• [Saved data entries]
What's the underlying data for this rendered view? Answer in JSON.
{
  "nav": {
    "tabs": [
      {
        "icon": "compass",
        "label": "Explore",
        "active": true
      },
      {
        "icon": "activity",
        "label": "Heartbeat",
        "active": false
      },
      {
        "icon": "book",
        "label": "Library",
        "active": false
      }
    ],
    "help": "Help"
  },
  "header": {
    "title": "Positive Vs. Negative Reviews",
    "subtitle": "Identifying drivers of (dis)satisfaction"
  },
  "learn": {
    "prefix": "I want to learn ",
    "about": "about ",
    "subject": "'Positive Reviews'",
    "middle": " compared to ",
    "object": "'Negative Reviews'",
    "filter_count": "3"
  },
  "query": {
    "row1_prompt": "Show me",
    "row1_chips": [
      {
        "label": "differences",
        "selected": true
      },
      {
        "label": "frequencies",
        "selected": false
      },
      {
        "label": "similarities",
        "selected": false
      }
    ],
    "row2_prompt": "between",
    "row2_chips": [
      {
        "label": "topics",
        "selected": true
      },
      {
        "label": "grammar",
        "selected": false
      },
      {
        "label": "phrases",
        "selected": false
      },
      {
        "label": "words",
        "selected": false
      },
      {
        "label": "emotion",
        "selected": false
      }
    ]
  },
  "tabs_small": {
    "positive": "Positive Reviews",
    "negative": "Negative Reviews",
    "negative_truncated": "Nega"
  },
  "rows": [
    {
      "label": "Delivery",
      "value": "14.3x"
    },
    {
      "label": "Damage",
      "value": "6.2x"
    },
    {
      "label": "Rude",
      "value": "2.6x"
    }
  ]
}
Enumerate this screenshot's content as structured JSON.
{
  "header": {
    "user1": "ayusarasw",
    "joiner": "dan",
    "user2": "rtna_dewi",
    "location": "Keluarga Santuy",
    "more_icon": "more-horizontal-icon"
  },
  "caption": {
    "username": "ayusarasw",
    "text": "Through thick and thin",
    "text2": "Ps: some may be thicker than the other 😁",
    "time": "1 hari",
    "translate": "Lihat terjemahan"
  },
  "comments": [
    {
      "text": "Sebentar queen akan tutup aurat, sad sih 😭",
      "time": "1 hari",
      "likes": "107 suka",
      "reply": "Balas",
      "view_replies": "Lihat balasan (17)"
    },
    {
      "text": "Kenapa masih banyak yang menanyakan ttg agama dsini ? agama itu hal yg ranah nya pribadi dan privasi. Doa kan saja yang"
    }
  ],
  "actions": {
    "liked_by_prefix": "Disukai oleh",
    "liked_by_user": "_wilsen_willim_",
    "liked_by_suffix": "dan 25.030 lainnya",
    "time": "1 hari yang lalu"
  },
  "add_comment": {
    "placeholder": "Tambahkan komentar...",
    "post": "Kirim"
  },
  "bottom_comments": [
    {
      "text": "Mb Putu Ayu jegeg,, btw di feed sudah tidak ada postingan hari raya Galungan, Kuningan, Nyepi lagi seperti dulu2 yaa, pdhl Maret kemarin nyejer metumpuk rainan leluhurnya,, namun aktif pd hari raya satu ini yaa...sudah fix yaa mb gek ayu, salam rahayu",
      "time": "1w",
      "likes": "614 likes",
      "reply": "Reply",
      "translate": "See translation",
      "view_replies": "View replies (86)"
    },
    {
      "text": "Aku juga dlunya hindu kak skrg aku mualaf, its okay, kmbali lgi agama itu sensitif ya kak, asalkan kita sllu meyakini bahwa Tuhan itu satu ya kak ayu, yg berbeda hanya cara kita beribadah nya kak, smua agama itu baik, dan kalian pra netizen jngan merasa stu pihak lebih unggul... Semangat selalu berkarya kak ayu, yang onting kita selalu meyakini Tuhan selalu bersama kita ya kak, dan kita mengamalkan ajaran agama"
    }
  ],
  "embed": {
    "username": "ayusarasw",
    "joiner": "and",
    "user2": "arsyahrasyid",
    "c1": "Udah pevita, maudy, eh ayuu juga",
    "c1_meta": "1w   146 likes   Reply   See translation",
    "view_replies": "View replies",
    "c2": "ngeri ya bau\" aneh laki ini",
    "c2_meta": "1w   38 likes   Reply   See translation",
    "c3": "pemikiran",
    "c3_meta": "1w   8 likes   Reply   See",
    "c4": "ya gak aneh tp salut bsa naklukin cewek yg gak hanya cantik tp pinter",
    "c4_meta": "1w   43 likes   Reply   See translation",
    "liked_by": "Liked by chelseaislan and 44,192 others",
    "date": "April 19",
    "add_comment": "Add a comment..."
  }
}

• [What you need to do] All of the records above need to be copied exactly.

• [Exercise result]
What's the underlying data for this rendered view? Answer in JSON.
{
  "nav": {
    "tabs": [
      {
        "icon": "compass",
        "label": "Explore",
        "active": true
      },
      {
        "icon": "activity",
        "label": "Heartbeat",
        "active": false
      },
      {
        "icon": "book",
        "label": "Library",
        "active": false
      }
    ],
    "help": "Help"
  },
  "header": {
    "title": "Positive Vs. Negative Reviews",
    "subtitle": "Identifying drivers of (dis)satisfaction"
  },
  "learn": {
    "prefix": "I want to learn ",
    "about": "about ",
    "subject": "'Positive Reviews'",
    "middle": " compared to ",
    "object": "'Negative Reviews'",
    "filter_count": "3"
  },
  "query": {
    "row1_prompt": "Show me",
    "row1_chips": [
      {
        "label": "differences",
        "selected": true
      },
      {
        "label": "frequencies",
        "selected": false
      },
      {
        "label": "similarities",
        "selected": false
      }
    ],
    "row2_prompt": "between",
    "row2_chips": [
      {
        "label": "topics",
        "selected": true
      },
      {
        "label": "grammar",
        "selected": false
      },
      {
        "label": "phrases",
        "selected": false
      },
      {
        "label": "words",
        "selected": false
      },
      {
        "label": "emotion",
        "selected": false
      }
    ]
  },
  "tabs_small": {
    "positive": "Positive Reviews",
    "negative": "Negative Reviews",
    "negative_truncated": "Nega"
  },
  "rows": [
    {
      "label": "Delivery",
      "value": "14.3x"
    },
    {
      "label": "Damage",
      "value": "6.2x"
    },
    {
      "label": "Rude",
      "value": "2.6x"
    }
  ]
}
Enumerate this screenshot's content as structured JSON.
{
  "header": {
    "user1": "ayusarasw",
    "joiner": "dan",
    "user2": "rtna_dewi",
    "location": "Keluarga Santuy",
    "more_icon": "more-horizontal-icon"
  },
  "caption": {
    "username": "ayusarasw",
    "text": "Through thick and thin",
    "text2": "Ps: some may be thicker than the other 😁",
    "time": "1 hari",
    "translate": "Lihat terjemahan"
  },
  "comments": [
    {
      "text": "Sebentar queen akan tutup aurat, sad sih 😭",
      "time": "1 hari",
      "likes": "107 suka",
      "reply": "Balas",
      "view_replies": "Lihat balasan (17)"
    },
    {
      "text": "Kenapa masih banyak yang menanyakan ttg agama dsini ? agama itu hal yg ranah nya pribadi dan privasi. Doa kan saja yang"
    }
  ],
  "actions": {
    "liked_by_prefix": "Disukai oleh",
    "liked_by_user": "_wilsen_willim_",
    "liked_by_suffix": "dan 25.030 lainnya",
    "time": "1 hari yang lalu"
  },
  "add_comment": {
    "placeholder": "Tambahkan komentar...",
    "post": "Kirim"
  },
  "bottom_comments": [
    {
      "text": "Mb Putu Ayu jegeg,, btw di feed sudah tidak ada postingan hari raya Galungan, Kuningan, Nyepi lagi seperti dulu2 yaa, pdhl Maret kemarin nyejer metumpuk rainan leluhurnya,, namun aktif pd hari raya satu ini yaa...sudah fix yaa mb gek ayu, salam rahayu",
      "time": "1w",
      "likes": "614 likes",
      "reply": "Reply",
      "translate": "See translation",
      "view_replies": "View replies (86)"
    },
    {
      "text": "Aku juga dlunya hindu kak skrg aku mualaf, its okay, kmbali lgi agama itu sensitif ya kak, asalkan kita sllu meyakini bahwa Tuhan itu satu ya kak ayu, yg berbeda hanya cara kita beribadah nya kak, smua agama itu baik, dan kalian pra netizen jngan merasa stu pihak lebih unggul... Semangat selalu berkarya kak ayu, yang onting kita selalu meyakini Tuhan selalu bersama kita ya kak, dan kita mengamalkan ajaran agama"
    }
  ],
  "embed": {
    "username": "ayusarasw",
    "joiner": "and",
    "user2": "arsyahrasyid",
    "c1": "Udah pevita, maudy, eh ayuu juga",
    "c1_meta": "1w   146 likes   Reply   See translation",
    "view_replies": "View replies",
    "c2": "ngeri ya bau\" aneh laki ini",
    "c2_meta": "1w   38 likes   Reply   See translation",
    "c3": "pemikiran",
    "c3_meta": "1w   8 likes   Reply   See",
    "c4": "ya gak aneh tp salut bsa naklukin cewek yg gak hanya cantik tp pinter",
    "c4_meta": "1w   43 likes   Reply   See translation",
    "liked_by": "Liked by chelseaislan and 44,192 others",
    "date": "April 19",
    "add_comment": "Add a comment..."
  }
}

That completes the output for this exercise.